How to create a lead time ladder
If you want to help your team identify and tackle waste in your development flow, here’s a simple technique you can use in a retrospective:
- Identify a handful of recent features or user stories that have been ‘done’ (for whatever your definition of done is). Three or four should be enough, but try to get a range of story types.
- For each user story / feature, put up a large sheet of paper or use a white board and draw x- and y-axes.
- On your y-axis mark only two values: ‘adding value’ and ‘waste’.
- On your x-axis add a mark for each working day the feature was in progress from conception to ‘done’. This might be one sprint, or it could be a large feature that spread across multiple sprints.
- Now, as a team, write all the steps and states that the feature went through on its journey to ‘done’ on sticky notes. Create a separate note for each step. Make sure you include everything. You should include all the ‘value added’ stages like active development, unit testing, user research and design work.
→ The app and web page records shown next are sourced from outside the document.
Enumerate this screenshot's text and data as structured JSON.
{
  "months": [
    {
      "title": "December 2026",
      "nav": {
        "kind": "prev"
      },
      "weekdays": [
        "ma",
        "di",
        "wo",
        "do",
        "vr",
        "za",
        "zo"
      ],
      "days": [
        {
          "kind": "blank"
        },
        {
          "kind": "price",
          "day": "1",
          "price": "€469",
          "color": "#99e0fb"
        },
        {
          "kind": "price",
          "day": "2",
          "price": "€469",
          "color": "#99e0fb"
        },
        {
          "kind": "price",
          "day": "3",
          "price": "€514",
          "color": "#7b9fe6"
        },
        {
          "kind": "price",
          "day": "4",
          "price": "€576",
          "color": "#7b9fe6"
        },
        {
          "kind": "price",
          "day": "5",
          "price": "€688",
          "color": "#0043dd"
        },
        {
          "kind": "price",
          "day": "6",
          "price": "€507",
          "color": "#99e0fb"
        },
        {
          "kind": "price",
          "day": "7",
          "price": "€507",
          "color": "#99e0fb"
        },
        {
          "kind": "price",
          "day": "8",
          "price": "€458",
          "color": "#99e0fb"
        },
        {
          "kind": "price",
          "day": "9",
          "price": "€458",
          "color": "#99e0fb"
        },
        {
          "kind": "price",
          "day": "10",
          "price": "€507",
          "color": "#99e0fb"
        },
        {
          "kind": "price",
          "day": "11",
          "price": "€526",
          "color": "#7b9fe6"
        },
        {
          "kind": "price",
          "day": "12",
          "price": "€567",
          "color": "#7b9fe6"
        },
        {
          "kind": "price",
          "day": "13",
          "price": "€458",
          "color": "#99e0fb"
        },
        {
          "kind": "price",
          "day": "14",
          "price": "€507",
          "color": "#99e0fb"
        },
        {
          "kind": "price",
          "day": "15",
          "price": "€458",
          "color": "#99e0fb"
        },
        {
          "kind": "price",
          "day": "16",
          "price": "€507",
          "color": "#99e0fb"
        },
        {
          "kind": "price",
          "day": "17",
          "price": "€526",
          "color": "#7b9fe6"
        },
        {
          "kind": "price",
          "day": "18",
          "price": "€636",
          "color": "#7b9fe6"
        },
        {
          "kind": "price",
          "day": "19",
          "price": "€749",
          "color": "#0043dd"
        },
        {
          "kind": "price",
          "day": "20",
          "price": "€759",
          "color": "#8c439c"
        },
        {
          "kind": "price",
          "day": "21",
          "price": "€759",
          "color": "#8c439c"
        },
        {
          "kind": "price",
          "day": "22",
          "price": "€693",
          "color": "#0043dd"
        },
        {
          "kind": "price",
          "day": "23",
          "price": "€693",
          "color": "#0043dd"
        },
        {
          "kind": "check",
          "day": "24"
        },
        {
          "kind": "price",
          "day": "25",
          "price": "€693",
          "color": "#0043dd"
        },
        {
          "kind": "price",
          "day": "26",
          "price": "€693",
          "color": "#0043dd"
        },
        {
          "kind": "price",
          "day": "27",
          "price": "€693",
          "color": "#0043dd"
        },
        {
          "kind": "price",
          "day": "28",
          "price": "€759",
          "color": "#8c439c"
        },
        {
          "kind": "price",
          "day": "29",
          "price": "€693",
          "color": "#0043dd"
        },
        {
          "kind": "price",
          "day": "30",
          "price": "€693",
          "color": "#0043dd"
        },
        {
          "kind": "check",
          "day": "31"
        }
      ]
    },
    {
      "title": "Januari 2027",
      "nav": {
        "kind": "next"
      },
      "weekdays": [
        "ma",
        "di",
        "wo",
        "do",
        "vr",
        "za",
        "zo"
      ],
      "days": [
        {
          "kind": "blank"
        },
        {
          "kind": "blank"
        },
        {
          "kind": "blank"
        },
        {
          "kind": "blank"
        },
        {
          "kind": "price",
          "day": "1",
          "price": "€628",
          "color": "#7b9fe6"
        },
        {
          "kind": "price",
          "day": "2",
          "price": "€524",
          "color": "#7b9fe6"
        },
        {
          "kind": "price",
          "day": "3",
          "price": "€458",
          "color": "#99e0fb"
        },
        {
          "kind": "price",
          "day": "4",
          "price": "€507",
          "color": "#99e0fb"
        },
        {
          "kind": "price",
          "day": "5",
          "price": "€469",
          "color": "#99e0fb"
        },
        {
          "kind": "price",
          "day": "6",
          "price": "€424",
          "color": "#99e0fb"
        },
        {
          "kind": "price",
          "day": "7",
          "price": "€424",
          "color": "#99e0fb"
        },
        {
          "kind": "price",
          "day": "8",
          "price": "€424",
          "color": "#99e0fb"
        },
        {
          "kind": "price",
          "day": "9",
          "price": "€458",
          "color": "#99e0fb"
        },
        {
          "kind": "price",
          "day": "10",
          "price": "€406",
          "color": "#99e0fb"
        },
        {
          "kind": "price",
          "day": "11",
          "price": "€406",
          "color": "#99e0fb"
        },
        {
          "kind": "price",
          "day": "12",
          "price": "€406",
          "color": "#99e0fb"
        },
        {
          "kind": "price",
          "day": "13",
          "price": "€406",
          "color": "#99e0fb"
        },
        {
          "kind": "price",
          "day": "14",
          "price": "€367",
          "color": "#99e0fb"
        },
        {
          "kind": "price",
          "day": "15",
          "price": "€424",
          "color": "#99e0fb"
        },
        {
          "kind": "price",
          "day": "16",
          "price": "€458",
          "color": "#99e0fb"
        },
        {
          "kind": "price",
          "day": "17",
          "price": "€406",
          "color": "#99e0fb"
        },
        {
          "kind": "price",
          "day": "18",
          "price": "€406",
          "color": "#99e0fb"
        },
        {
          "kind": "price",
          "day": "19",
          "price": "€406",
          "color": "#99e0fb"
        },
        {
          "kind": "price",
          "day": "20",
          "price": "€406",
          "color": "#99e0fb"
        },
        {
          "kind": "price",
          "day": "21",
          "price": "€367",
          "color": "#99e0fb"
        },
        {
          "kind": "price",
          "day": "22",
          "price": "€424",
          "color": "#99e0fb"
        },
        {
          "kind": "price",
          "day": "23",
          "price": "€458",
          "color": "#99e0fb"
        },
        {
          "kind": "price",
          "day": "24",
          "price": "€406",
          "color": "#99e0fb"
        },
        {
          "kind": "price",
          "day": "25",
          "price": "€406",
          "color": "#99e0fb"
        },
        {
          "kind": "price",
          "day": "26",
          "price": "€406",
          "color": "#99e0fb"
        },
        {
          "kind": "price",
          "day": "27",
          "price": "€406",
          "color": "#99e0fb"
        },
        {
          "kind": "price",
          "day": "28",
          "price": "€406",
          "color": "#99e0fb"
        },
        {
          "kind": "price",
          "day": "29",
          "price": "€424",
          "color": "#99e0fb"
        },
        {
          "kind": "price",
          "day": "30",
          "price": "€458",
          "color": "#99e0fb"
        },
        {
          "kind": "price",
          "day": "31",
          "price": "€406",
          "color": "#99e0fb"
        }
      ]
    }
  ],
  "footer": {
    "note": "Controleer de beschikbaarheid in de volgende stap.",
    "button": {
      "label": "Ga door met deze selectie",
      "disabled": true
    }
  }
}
But you should also include all the wasteful and unnecessary steps where the feature was not being worked on (‘idle’), being unblocked or otherwise being managed.
- Discuss whether each state represented directly adding value for users or not. There is bound to be some disagreement, but these conversations are important. Don’t be tempted to have a third ‘maybe adding a bit of value’ state. That’s just fence-sitting.
- Place the stickies in the order that they occurred on the graph - at the top of the y-axis if they added value; or at the bottom if they didn’t.
- Draw a sawtooth timeline representing the transition from value-added to wasteful states over time
- Write the approximate amount of time the feature was in each state.
- Repeat for the other features / user stories
You should end up with charts that look something like this:
This shows a simplified timeline for a small feature that was one of many cards in a week-long sprint. You can see that the amount of time spent on development and testing was quite low, but it took the whole sprint to get to users because there was a lot of time where it was not being worked on.
The next step is to identify common problems across different features and discuss the causes of these wasteful periods with your team. Finally, this is a retrospective exercise, so you’ll want to identify actions or experiments you can carry out to shorten them.
In the case of the feature above, much of the waste is down to many features being worked on in parallel, and everything being released in a big batch at the end of the sprint.
I’ll leave it up to you as an exercise to think about possible approaches for reducing waste for this team.
I’ve found this exercise to be incredibly useful for product teams as it clearly visualises some of the common issues that come up in retrospectives anyway, but with a visual aid for constructive discussions.
All the best,